Strengthening the delivery of complementary foods coupled with Early Childhood Development through Annaprashan and other community-based platforms under Integrated Child Development Services (ICDS) is a key priority of our work in the State, which is adopted by state as a flagship called Alana Palana. The focus of this flagship is also to address the role of fathers in providing care to children and integrating play therapy with nutrition for better physical and cognitive development. The focus is also on strengthening the reach and quality of micro-nutrient supplementation programmes for adolescent girls and women.
Helping the government to strengthen growth monitoring mechanisms, a SMART dashboard was developed for routine monitoring of the nutritional status across the state. This is now extended as a near real time tool being used by front line functionaries for reporting and monitoring.

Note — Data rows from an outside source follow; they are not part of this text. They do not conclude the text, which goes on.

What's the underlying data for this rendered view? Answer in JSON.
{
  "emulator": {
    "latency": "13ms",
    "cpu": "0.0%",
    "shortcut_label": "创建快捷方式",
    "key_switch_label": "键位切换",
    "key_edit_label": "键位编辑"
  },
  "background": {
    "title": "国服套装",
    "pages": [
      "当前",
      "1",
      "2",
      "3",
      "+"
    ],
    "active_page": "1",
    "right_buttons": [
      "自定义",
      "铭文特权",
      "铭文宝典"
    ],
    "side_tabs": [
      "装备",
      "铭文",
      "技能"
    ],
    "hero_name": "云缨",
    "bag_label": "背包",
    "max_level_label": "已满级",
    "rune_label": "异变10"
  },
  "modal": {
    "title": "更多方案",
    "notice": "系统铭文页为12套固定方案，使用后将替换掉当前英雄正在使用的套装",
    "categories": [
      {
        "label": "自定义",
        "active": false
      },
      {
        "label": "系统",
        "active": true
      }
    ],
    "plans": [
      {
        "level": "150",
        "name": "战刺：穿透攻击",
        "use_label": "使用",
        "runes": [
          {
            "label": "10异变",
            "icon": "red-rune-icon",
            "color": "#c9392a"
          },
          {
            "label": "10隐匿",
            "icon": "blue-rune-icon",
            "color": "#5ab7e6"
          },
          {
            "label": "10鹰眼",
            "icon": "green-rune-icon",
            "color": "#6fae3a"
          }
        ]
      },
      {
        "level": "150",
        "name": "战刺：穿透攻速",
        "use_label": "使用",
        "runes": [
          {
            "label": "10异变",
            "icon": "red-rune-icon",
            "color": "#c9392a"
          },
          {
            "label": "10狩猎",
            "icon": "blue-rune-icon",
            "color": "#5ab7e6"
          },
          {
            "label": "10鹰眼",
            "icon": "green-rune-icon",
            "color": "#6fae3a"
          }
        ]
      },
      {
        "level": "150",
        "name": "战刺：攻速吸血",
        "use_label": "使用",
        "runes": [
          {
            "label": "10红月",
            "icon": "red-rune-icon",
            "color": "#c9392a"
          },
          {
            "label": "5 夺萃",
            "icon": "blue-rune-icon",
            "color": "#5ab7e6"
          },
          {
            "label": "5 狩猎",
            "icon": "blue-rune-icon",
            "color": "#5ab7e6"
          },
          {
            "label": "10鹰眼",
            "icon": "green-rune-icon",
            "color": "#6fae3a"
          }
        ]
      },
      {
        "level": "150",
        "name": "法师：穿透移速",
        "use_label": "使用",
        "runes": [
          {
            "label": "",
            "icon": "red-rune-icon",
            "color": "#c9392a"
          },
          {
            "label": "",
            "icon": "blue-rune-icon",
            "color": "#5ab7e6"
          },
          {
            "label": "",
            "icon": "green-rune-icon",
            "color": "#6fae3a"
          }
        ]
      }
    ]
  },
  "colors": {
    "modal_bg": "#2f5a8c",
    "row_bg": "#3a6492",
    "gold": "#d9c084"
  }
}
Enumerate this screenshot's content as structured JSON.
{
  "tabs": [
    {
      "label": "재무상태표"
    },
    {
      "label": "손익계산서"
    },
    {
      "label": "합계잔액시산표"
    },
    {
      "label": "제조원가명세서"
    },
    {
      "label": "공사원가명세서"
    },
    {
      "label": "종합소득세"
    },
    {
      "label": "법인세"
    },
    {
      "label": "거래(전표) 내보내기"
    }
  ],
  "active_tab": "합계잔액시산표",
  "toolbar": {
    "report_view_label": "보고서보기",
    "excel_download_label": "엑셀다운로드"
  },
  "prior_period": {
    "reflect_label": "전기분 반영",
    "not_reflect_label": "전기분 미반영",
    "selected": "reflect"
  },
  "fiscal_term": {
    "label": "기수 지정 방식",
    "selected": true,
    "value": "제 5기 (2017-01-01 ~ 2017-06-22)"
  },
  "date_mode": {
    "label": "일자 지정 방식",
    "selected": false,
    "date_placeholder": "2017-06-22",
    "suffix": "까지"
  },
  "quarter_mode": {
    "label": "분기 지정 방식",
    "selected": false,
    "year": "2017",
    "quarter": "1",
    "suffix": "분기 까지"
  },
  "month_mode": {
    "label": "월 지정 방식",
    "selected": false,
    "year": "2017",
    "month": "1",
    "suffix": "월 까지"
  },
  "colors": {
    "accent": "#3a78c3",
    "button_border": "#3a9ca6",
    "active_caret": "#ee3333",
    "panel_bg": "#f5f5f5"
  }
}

UNICEF supports systematic capacity building to implement child-friendly teaching methods. It is supporting the State Institute of Educational Management and Training and State council of Educational Research and Training. Interactive digital content has been developed to enhance the classroom experience and UNICEF promotes alternative elementary education system which is flexible.
Early Childhood Education polices and curriculum with implementation frameworks and support for roll-out of inclusive education for children in the age group of 2.5-6 has been done. The Aarambh Inclusive package, a first-of-its-kind guides teaching. UNICEF also focuses on strengthening social protection schemes that enable parents to send their children to school.
UNICEF provides technical assistance to the government for improving WASH facilities and services across the state. It builds capacities of state and district officials for effective implementation of Swacch Bharat Mission (Grameen). The focus is on incorporating social behaviour change and communication approaches to achieve sanitation goals. UNICEF is creating a pool of master trainers in districts and through them reach out blocks and gram panchayats for the creation of sustainable open defecation free plus communities.
Across the state we support the strengthening of child protection units through the government’s Integrated Child Protection Services (ICPS). We build capacities for effective implementation of the child protection programme by Child Welfare Committees, Special Juvenile Police, Juvenile Justice Boards and District Child Protection Units. To prevent abuse and exploitation of children, UNICEF works to form and strengthen Child Protection Committees.
UNICEF has expanded partnerships with the Government to strengthen public finance mechanisms to secure the fiscal space for children; and social protection schemes to make social programmes shock responsive, inclusive and gender transformative to recognize the right of every child as a part of its inclusive social policy programmes. Last year, we are also supporting 100 gram panchayats to implement child friendly local governance and monitoring for sustainable development goals.
In relation to the Disaster Management in the State, the XV Finance Commission recommendations, if implemented effectively, it could address many of resilience actions in the State. The work on Common Alert Protocol, SEOC and Apda Mitra to be implemented in right earnest, for which our advocacy and lobbying is essential. The Civil Society networks is being strengthened to address humanitarian response both for urban, rural, and tribal context.
The efforts are on two-fold, Risk Governance, capacity building and humanitarian response. Risks from urban flooding and heatwave are major hazard events. In relation to health pandemic, preparations are required at community level to address the problems.
Climate change is another area of concern, as it is impacting many sectors and children in terms of health, education, and wellbeing.